TASK INSTRUCTIONS | The answer must be every entry, retyped without a single difference.

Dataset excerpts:
[Start of Attachment]
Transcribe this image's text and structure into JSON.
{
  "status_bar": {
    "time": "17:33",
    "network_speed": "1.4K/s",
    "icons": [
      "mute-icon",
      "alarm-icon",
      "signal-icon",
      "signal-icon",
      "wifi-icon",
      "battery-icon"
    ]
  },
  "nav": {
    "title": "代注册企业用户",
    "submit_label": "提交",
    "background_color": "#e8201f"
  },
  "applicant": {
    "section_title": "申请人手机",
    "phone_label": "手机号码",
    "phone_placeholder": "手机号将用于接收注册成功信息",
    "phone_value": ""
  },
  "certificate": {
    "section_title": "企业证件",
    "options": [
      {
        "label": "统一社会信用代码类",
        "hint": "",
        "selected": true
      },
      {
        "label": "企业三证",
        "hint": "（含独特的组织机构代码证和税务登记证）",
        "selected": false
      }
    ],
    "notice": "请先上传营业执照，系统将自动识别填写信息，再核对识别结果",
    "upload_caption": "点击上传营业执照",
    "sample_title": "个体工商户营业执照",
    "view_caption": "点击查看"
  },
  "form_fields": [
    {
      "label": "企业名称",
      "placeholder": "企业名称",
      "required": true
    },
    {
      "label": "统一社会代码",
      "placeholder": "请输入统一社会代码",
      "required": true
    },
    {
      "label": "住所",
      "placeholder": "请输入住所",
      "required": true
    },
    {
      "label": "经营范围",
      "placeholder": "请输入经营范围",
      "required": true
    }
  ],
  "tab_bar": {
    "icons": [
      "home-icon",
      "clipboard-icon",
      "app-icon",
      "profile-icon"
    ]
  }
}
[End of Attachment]
RESPONSE |
Transcribe this image's text and structure into JSON.
{
  "status_bar": {
    "time": "17:33",
    "network_speed": "1.4K/s",
    "icons": [
      "mute-icon",
      "alarm-icon",
      "signal-icon",
      "signal-icon",
      "wifi-icon",
      "battery-icon"
    ]
  },
  "nav": {
    "title": "代注册企业用户",
    "submit_label": "提交",
    "background_color": "#e8201f"
  },
  "applicant": {
    "section_title": "申请人手机",
    "phone_label": "手机号码",
    "phone_placeholder": "手机号将用于接收注册成功信息",
    "phone_value": ""
  },
  "certificate": {
    "section_title": "企业证件",
    "options": [
      {
        "label": "统一社会信用代码类",
        "hint": "",
        "selected": true
      },
      {
        "label": "企业三证",
        "hint": "（含独特的组织机构代码证和税务登记证）",
        "selected": false
      }
    ],
    "notice": "请先上传营业执照，系统将自动识别填写信息，再核对识别结果",
    "upload_caption": "点击上传营业执照",
    "sample_title": "个体工商户营业执照",
    "view_caption": "点击查看"
  },
  "form_fields": [
    {
      "label": "企业名称",
      "placeholder": "企业名称",
      "required": true
    },
    {
      "label": "统一社会代码",
      "placeholder": "请输入统一社会代码",
      "required": true
    },
    {
      "label": "住所",
      "placeholder": "请输入住所",
      "required": true
    },
    {
      "label": "经营范围",
      "placeholder": "请输入经营范围",
      "required": true
    }
  ],
  "tab_bar": {
    "icons": [
      "home-icon",
      "clipboard-icon",
      "app-icon",
      "profile-icon"
    ]
  }
}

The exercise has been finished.